- [Material for this task]
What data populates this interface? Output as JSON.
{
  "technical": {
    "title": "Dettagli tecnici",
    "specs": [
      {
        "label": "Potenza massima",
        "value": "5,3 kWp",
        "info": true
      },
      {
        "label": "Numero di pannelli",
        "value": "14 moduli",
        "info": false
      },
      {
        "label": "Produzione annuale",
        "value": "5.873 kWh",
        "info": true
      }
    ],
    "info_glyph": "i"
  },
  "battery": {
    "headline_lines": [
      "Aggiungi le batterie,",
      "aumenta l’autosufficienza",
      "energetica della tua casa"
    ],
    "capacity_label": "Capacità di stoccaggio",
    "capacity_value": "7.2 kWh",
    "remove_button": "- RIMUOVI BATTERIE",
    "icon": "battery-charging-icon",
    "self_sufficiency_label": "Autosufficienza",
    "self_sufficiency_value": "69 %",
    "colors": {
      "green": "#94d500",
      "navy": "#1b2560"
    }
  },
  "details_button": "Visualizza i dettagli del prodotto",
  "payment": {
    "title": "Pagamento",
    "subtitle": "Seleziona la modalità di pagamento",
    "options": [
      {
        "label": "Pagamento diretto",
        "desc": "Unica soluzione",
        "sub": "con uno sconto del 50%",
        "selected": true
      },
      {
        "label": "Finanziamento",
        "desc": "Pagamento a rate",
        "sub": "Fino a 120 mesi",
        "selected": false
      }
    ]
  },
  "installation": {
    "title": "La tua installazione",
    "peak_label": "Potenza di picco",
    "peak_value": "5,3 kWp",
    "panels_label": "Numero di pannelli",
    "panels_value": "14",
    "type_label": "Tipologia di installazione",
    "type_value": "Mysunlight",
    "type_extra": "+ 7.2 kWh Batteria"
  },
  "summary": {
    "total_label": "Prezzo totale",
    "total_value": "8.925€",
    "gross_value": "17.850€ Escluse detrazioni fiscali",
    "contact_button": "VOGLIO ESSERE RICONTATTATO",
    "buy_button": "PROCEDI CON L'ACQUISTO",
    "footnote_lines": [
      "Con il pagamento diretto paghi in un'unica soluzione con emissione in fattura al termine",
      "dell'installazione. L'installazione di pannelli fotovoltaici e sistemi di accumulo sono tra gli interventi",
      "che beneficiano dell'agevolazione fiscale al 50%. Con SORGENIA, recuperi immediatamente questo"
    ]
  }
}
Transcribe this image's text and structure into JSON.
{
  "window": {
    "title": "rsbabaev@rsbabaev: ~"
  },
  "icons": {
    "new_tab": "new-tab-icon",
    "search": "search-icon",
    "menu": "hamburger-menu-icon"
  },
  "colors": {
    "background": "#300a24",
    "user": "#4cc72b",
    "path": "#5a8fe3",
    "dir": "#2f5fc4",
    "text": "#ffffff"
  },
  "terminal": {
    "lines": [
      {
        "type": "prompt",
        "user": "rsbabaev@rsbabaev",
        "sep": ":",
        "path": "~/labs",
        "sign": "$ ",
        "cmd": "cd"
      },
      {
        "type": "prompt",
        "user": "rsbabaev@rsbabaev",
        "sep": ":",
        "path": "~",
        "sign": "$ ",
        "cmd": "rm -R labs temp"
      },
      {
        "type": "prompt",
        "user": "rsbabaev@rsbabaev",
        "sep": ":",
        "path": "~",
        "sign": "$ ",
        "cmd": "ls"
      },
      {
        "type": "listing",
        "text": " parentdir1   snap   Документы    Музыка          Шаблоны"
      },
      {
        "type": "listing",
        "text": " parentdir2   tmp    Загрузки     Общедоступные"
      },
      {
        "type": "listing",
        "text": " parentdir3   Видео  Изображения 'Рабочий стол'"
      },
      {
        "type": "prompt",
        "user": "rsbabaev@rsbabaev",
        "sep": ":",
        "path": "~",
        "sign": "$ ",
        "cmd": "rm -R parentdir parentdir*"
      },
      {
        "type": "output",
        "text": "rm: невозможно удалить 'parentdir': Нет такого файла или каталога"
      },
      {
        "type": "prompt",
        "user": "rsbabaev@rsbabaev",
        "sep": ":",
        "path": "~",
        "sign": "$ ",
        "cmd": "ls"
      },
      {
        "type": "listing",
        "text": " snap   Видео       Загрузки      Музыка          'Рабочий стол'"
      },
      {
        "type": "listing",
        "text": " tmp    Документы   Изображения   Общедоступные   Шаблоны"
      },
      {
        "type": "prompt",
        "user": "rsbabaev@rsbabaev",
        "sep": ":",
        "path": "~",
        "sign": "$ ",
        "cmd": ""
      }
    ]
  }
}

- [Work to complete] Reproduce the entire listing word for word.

- [Response to this task]
What data populates this interface? Output as JSON.
{
  "technical": {
    "title": "Dettagli tecnici",
    "specs": [
      {
        "label": "Potenza massima",
        "value": "5,3 kWp",
        "info": true
      },
      {
        "label": "Numero di pannelli",
        "value": "14 moduli",
        "info": false
      },
      {
        "label": "Produzione annuale",
        "value": "5.873 kWh",
        "info": true
      }
    ],
    "info_glyph": "i"
  },
  "battery": {
    "headline_lines": [
      "Aggiungi le batterie,",
      "aumenta l’autosufficienza",
      "energetica della tua casa"
    ],
    "capacity_label": "Capacità di stoccaggio",
    "capacity_value": "7.2 kWh",
    "remove_button": "- RIMUOVI BATTERIE",
    "icon": "battery-charging-icon",
    "self_sufficiency_label": "Autosufficienza",
    "self_sufficiency_value": "69 %",
    "colors": {
      "green": "#94d500",
      "navy": "#1b2560"
    }
  },
  "details_button": "Visualizza i dettagli del prodotto",
  "payment": {
    "title": "Pagamento",
    "subtitle": "Seleziona la modalità di pagamento",
    "options": [
      {
        "label": "Pagamento diretto",
        "desc": "Unica soluzione",
        "sub": "con uno sconto del 50%",
        "selected": true
      },
      {
        "label": "Finanziamento",
        "desc": "Pagamento a rate",
        "sub": "Fino a 120 mesi",
        "selected": false
      }
    ]
  },
  "installation": {
    "title": "La tua installazione",
    "peak_label": "Potenza di picco",
    "peak_value": "5,3 kWp",
    "panels_label": "Numero di pannelli",
    "panels_value": "14",
    "type_label": "Tipologia di installazione",
    "type_value": "Mysunlight",
    "type_extra": "+ 7.2 kWh Batteria"
  },
  "summary": {
    "total_label": "Prezzo totale",
    "total_value": "8.925€",
    "gross_value": "17.850€ Escluse detrazioni fiscali",
    "contact_button": "VOGLIO ESSERE RICONTATTATO",
    "buy_button": "PROCEDI CON L'ACQUISTO",
    "footnote_lines": [
      "Con il pagamento diretto paghi in un'unica soluzione con emissione in fattura al termine",
      "dell'installazione. L'installazione di pannelli fotovoltaici e sistemi di accumulo sono tra gli interventi",
      "che beneficiano dell'agevolazione fiscale al 50%. Con SORGENIA, recuperi immediatamente questo"
    ]
  }
}
Transcribe this image's text and structure into JSON.
{
  "window": {
    "title": "rsbabaev@rsbabaev: ~"
  },
  "icons": {
    "new_tab": "new-tab-icon",
    "search": "search-icon",
    "menu": "hamburger-menu-icon"
  },
  "colors": {
    "background": "#300a24",
    "user": "#4cc72b",
    "path": "#5a8fe3",
    "dir": "#2f5fc4",
    "text": "#ffffff"
  },
  "terminal": {
    "lines": [
      {
        "type": "prompt",
        "user": "rsbabaev@rsbabaev",
        "sep": ":",
        "path": "~/labs",
        "sign": "$ ",
        "cmd": "cd"
      },
      {
        "type": "prompt",
        "user": "rsbabaev@rsbabaev",
        "sep": ":",
        "path": "~",
        "sign": "$ ",
        "cmd": "rm -R labs temp"
      },
      {
        "type": "prompt",
        "user": "rsbabaev@rsbabaev",
        "sep": ":",
        "path": "~",
        "sign": "$ ",
        "cmd": "ls"
      },
      {
        "type": "listing",
        "text": " parentdir1   snap   Документы    Музыка          Шаблоны"
      },
      {
        "type": "listing",
        "text": " parentdir2   tmp    Загрузки     Общедоступные"
      },
      {
        "type": "listing",
        "text": " parentdir3   Видео  Изображения 'Рабочий стол'"
      },
      {
        "type": "prompt",
        "user": "rsbabaev@rsbabaev",
        "sep": ":",
        "path": "~",
        "sign": "$ ",
        "cmd": "rm -R parentdir parentdir*"
      },
      {
        "type": "output",
        "text": "rm: невозможно удалить 'parentdir': Нет такого файла или каталога"
      },
      {
        "type": "prompt",
        "user": "rsbabaev@rsbabaev",
        "sep": ":",
        "path": "~",
        "sign": "$ ",
        "cmd": "ls"
      },
      {
        "type": "listing",
        "text": " snap   Видео       Загрузки      Музыка          'Рабочий стол'"
      },
      {
        "type": "listing",
        "text": " tmp    Документы   Изображения   Общедоступные   Шаблоны"
      },
      {
        "type": "prompt",
        "user": "rsbabaev@rsbabaev",
        "sep": ":",
        "path": "~",
        "sign": "$ ",
        "cmd": ""
      }
    ]
  }
}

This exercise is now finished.